The benefits of using natural materials for construction, and how they can be used effectively. This talk will focus on using straw bales as a wall building system but will discuss natural insulations, timber frameworks and cement free foundations.
B: Matthew Brooke-Peat – As-Built Thermal Bridging.
A thermal performance gap often exists between the predications made for design intent and measured as-built performance. This seminar presents work quantifying the influence of as-built thermal bridging on whole building thermal performance. Recent construction projects are used to illustrate the issuesunder discussion.
C: Graphisoft – How virtual reality saves time and resources (VR for Architecture).
Demonstrating the application of virtual reality (VR) for the construction sector. VR enables client and technologist to understand design intent, reducing waste, cost and misunderstanding.
Session 3: 14.45 – 15.30
A: Velux – Daylight and Human Response – sustainability, naturally.
This RIBA-certified CPD covers key aspects of daylight engineering – especially its impact on human beings and their environment – and the latest research in education buildings.

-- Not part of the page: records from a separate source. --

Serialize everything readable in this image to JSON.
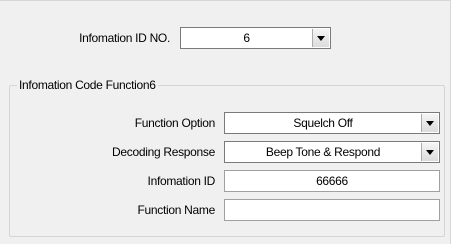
{
  "info_id": {
    "label": "Infomation ID NO.",
    "selected": "6"
  },
  "group": {
    "title": "Infomation Code Function6",
    "function_option": {
      "label": "Function Option",
      "selected": "Squelch Off"
    },
    "decoding_response": {
      "label": "Decoding Response",
      "selected": "Beep Tone & Respond"
    },
    "information_id": {
      "label": "Infomation ID",
      "value": "66666"
    },
    "function_name": {
      "label": "Function Name",
      "value": ""
    }
  },
  "icons": {
    "dropdown": "chevron-down-icon"
  }
}
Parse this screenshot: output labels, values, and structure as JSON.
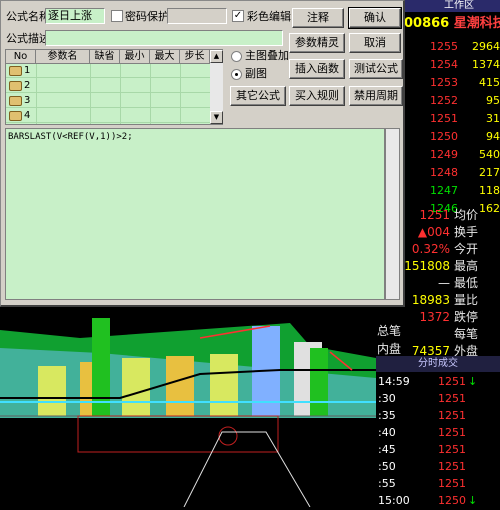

Velux VMS offers one of the lowest overall U-values for frame and glazing assembly on the market.
B: Gavin Dunn – Future Drivers for Sustainability Regulations and Standards.
Thoughts on the direction of sustainability standards and regulations, and the changing drivers behind them. Future drivers, including changing regulations and standards because of policy priorities, and the role of building performance in creating greater real estate value. The international investor community and the emerging importance of Health and Wellbeing and productivity.

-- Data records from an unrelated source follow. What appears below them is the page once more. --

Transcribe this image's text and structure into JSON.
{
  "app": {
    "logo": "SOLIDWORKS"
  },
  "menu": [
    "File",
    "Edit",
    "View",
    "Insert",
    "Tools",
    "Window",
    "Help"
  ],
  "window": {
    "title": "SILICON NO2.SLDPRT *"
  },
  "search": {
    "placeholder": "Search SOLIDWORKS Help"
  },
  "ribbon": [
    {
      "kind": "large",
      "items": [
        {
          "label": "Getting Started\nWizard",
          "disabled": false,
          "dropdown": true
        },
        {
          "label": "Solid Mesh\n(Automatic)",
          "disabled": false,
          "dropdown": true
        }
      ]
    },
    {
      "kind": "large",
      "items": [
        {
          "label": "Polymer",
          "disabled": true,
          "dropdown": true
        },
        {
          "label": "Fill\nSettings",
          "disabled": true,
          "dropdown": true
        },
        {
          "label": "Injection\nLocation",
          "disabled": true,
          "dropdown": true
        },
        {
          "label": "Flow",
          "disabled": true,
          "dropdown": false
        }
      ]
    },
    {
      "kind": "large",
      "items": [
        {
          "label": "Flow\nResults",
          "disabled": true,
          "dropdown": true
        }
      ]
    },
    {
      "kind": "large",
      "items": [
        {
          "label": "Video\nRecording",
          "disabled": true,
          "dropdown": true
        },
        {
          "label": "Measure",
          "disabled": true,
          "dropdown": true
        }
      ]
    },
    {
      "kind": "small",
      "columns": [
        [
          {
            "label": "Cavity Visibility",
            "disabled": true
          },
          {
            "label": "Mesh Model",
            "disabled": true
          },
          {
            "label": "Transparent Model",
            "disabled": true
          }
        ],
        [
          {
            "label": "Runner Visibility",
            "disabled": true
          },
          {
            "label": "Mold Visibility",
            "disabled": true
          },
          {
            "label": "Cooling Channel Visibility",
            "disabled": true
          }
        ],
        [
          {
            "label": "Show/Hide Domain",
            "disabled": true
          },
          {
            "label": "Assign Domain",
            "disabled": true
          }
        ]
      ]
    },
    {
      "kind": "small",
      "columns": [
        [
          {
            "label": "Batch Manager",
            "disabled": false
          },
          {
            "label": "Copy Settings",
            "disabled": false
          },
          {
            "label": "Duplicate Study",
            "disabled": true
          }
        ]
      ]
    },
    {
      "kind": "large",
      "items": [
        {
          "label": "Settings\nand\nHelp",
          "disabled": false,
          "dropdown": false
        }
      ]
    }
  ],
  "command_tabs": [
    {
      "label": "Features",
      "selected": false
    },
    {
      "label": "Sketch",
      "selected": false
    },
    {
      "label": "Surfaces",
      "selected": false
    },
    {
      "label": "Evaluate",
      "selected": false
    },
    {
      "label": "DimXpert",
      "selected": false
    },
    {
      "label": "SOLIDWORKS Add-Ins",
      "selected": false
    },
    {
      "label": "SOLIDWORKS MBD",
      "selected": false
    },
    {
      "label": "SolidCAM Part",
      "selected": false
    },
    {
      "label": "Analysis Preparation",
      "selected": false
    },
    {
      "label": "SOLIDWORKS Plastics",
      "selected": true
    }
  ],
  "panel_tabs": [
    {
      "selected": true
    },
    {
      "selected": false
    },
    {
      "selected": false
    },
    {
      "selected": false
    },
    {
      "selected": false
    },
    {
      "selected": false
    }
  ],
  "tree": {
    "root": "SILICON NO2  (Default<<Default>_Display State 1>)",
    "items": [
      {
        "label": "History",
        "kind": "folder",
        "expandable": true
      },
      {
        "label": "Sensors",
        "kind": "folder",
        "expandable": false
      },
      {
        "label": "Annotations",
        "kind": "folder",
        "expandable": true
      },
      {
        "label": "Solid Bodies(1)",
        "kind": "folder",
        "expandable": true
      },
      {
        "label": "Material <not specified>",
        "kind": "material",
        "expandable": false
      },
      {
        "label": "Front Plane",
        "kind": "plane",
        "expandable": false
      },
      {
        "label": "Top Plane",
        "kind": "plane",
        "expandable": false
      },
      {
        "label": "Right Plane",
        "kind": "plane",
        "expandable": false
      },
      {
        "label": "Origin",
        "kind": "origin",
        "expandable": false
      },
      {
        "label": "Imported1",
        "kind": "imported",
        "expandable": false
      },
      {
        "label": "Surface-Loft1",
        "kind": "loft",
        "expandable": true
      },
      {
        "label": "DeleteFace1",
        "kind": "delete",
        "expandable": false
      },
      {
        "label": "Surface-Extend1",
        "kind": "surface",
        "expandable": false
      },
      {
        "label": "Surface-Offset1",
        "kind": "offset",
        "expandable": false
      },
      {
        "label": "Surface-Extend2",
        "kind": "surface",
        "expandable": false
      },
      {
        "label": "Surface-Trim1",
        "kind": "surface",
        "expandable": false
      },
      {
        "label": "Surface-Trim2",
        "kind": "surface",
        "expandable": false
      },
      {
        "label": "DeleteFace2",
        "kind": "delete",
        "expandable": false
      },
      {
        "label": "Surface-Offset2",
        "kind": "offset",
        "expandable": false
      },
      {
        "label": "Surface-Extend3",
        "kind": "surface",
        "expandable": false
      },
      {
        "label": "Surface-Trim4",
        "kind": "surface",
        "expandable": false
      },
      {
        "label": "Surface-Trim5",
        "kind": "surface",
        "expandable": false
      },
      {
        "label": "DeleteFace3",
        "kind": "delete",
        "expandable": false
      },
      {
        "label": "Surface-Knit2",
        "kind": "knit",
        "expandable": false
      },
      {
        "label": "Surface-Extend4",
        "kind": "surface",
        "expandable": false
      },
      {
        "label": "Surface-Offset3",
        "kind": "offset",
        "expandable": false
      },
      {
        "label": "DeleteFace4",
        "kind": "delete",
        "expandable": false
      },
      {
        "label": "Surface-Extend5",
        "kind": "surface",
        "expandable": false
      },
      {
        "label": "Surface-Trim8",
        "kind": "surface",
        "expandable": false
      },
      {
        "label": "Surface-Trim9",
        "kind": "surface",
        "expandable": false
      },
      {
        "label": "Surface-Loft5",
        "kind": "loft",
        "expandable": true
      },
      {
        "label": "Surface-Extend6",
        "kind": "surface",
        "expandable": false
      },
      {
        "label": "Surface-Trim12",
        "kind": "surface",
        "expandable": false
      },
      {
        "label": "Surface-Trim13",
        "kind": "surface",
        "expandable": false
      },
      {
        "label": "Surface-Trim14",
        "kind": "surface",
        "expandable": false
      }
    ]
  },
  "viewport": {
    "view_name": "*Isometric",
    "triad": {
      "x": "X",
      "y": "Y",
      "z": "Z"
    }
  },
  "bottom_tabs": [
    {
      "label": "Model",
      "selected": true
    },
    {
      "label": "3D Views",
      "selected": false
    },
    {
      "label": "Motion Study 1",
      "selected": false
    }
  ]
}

C: Tim Beldon – Timber Re-Evolution.
With the many evolving facets of engineered timber, one could argue that the time of the timber re-evolution has dawned again, certainly as a popular first choice for a structural sustainable building material. Tim explains some of the Sustainable Building Quality advantages of timber as a structural building material as well as the benefits it offers to designers which are sometimes overlooked.
Session 4: 15.45 – 16.30

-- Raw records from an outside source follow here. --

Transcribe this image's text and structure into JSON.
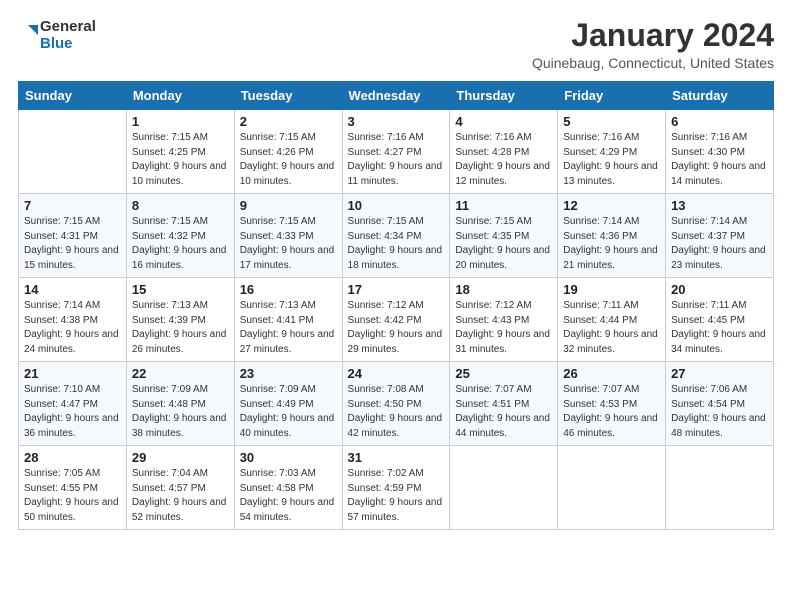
{
  "header": {
    "logo_line1": "General",
    "logo_line2": "Blue",
    "month": "January 2024",
    "location": "Quinebaug, Connecticut, United States"
  },
  "weekdays": [
    "Sunday",
    "Monday",
    "Tuesday",
    "Wednesday",
    "Thursday",
    "Friday",
    "Saturday"
  ],
  "weeks": [
    [
      {
        "day": "",
        "sunrise": "",
        "sunset": "",
        "daylight": ""
      },
      {
        "day": "1",
        "sunrise": "Sunrise: 7:15 AM",
        "sunset": "Sunset: 4:25 PM",
        "daylight": "Daylight: 9 hours and 10 minutes."
      },
      {
        "day": "2",
        "sunrise": "Sunrise: 7:15 AM",
        "sunset": "Sunset: 4:26 PM",
        "daylight": "Daylight: 9 hours and 10 minutes."
      },
      {
        "day": "3",
        "sunrise": "Sunrise: 7:16 AM",
        "sunset": "Sunset: 4:27 PM",
        "daylight": "Daylight: 9 hours and 11 minutes."
      },
      {
        "day": "4",
        "sunrise": "Sunrise: 7:16 AM",
        "sunset": "Sunset: 4:28 PM",
        "daylight": "Daylight: 9 hours and 12 minutes."
      },
      {
        "day": "5",
        "sunrise": "Sunrise: 7:16 AM",
        "sunset": "Sunset: 4:29 PM",
        "daylight": "Daylight: 9 hours and 13 minutes."
      },
      {
        "day": "6",
        "sunrise": "Sunrise: 7:16 AM",
        "sunset": "Sunset: 4:30 PM",
        "daylight": "Daylight: 9 hours and 14 minutes."
      }
    ],
    [
      {
        "day": "7",
        "sunrise": "Sunrise: 7:15 AM",
        "sunset": "Sunset: 4:31 PM",
        "daylight": "Daylight: 9 hours and 15 minutes."
      },
      {
        "day": "8",
        "sunrise": "Sunrise: 7:15 AM",
        "sunset": "Sunset: 4:32 PM",
        "daylight": "Daylight: 9 hours and 16 minutes."
      },
      {
        "day": "9",
        "sunrise": "Sunrise: 7:15 AM",
        "sunset": "Sunset: 4:33 PM",
        "daylight": "Daylight: 9 hours and 17 minutes."
      },
      {
        "day": "10",
        "sunrise": "Sunrise: 7:15 AM",
        "sunset": "Sunset: 4:34 PM",
        "daylight": "Daylight: 9 hours and 18 minutes."
      },
      {
        "day": "11",
        "sunrise": "Sunrise: 7:15 AM",
        "sunset": "Sunset: 4:35 PM",
        "daylight": "Daylight: 9 hours and 20 minutes."
      },
      {
        "day": "12",
        "sunrise": "Sunrise: 7:14 AM",
        "sunset": "Sunset: 4:36 PM",
        "daylight": "Daylight: 9 hours and 21 minutes."
      },
      {
        "day": "13",
        "sunrise": "Sunrise: 7:14 AM",
        "sunset": "Sunset: 4:37 PM",
        "daylight": "Daylight: 9 hours and 23 minutes."
      }
    ],
    [
      {
        "day": "14",
        "sunrise": "Sunrise: 7:14 AM",
        "sunset": "Sunset: 4:38 PM",
        "daylight": "Daylight: 9 hours and 24 minutes."
      },
      {
        "day": "15",
        "sunrise": "Sunrise: 7:13 AM",
        "sunset": "Sunset: 4:39 PM",
        "daylight": "Daylight: 9 hours and 26 minutes."
      },
      {
        "day": "16",
        "sunrise": "Sunrise: 7:13 AM",
        "sunset": "Sunset: 4:41 PM",
        "daylight": "Daylight: 9 hours and 27 minutes."
      },
      {
        "day": "17",
        "sunrise": "Sunrise: 7:12 AM",
        "sunset": "Sunset: 4:42 PM",
        "daylight": "Daylight: 9 hours and 29 minutes."
      },
      {
        "day": "18",
        "sunrise": "Sunrise: 7:12 AM",
        "sunset": "Sunset: 4:43 PM",
        "daylight": "Daylight: 9 hours and 31 minutes."
      },
      {
        "day": "19",
        "sunrise": "Sunrise: 7:11 AM",
        "sunset": "Sunset: 4:44 PM",
        "daylight": "Daylight: 9 hours and 32 minutes."
      },
      {
        "day": "20",
        "sunrise": "Sunrise: 7:11 AM",
        "sunset": "Sunset: 4:45 PM",
        "daylight": "Daylight: 9 hours and 34 minutes."
      }
    ],
    [
      {
        "day": "21",
        "sunrise": "Sunrise: 7:10 AM",
        "sunset": "Sunset: 4:47 PM",
        "daylight": "Daylight: 9 hours and 36 minutes."
      },
      {
        "day": "22",
        "sunrise": "Sunrise: 7:09 AM",
        "sunset": "Sunset: 4:48 PM",
        "daylight": "Daylight: 9 hours and 38 minutes."
      },
      {
        "day": "23",
        "sunrise": "Sunrise: 7:09 AM",
        "sunset": "Sunset: 4:49 PM",
        "daylight": "Daylight: 9 hours and 40 minutes."
      },
      {
        "day": "24",
        "sunrise": "Sunrise: 7:08 AM",
        "sunset": "Sunset: 4:50 PM",
        "daylight": "Daylight: 9 hours and 42 minutes."
      },
      {
        "day": "25",
        "sunrise": "Sunrise: 7:07 AM",
        "sunset": "Sunset: 4:51 PM",
        "daylight": "Daylight: 9 hours and 44 minutes."
      },
      {
        "day": "26",
        "sunrise": "Sunrise: 7:07 AM",
        "sunset": "Sunset: 4:53 PM",
        "daylight": "Daylight: 9 hours and 46 minutes."
      },
      {
        "day": "27",
        "sunrise": "Sunrise: 7:06 AM",
        "sunset": "Sunset: 4:54 PM",
        "daylight": "Daylight: 9 hours and 48 minutes."
      }
    ],
    [
      {
        "day": "28",
        "sunrise": "Sunrise: 7:05 AM",
        "sunset": "Sunset: 4:55 PM",
        "daylight": "Daylight: 9 hours and 50 minutes."
      },
      {
        "day": "29",
        "sunrise": "Sunrise: 7:04 AM",
        "sunset": "Sunset: 4:57 PM",
        "daylight": "Daylight: 9 hours and 52 minutes."
      },
      {
        "day": "30",
        "sunrise": "Sunrise: 7:03 AM",
        "sunset": "Sunset: 4:58 PM",
        "daylight": "Daylight: 9 hours and 54 minutes."
      },
      {
        "day": "31",
        "sunrise": "Sunrise: 7:02 AM",
        "sunset": "Sunset: 4:59 PM",
        "daylight": "Daylight: 9 hours and 57 minutes."
      },
      {
        "day": "",
        "sunrise": "",
        "sunset": "",
        "daylight": ""
      },
      {
        "day": "",
        "sunrise": "",
        "sunset": "",
        "daylight": ""
      },
      {
        "day": "",
        "sunrise": "",
        "sunset": "",
        "daylight": ""
      }
    ]
  ]
}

A: Keith Snook – Environmental Assessment over the data horizon – BREEAM.
"90% of the buildings we will be using in fifty years' time are the ones we can see from the window now”. . Another elephant in the global sustainability room, recently emerged from its hiding place, is the performance gap (between design and operation). These elephants and the blisteringly rapid advances in sensor, control and data processing (the internet of things) should be heralding a shift in emphasis for environmental assessment systems such as BREEAM. Is it?
B: Mark Standen – Passivhaus and the volume house builder.
Passivhaus has gained much attention for achieving very low energy consumption results. Why are many more houses built to Passivhaus levels on the continent than in the UK? What are the barriers stopping Passivhaus being used on a larger scale? Starting off with an intro into the principles and the benefits of building a Passivhaus, the presentation will explore the hurdles preventing its wider use in the UK. Suggestions will be made on how to increase the numbers of Passivhaus’ built.
C: Chris Halligan – The specification of sustainable building materials.
Sustainable design can be thought of as being subject to two drivers.One is legislation; the second is altruism. In terms of materials, the first is almost irrelevant while the second is often confined to a domestic scale. Why is this? Can the knowledge be transferred to the commercial sphere? Where would one look for the information on innovative, little-used materials together with the environmental impact of more commonly used ones. Do materials actually matter in sustainable design or should efforts be concentrated on reducing operational energy? The answers may not be what you at first assume.
We look forward to welcoming you on the day.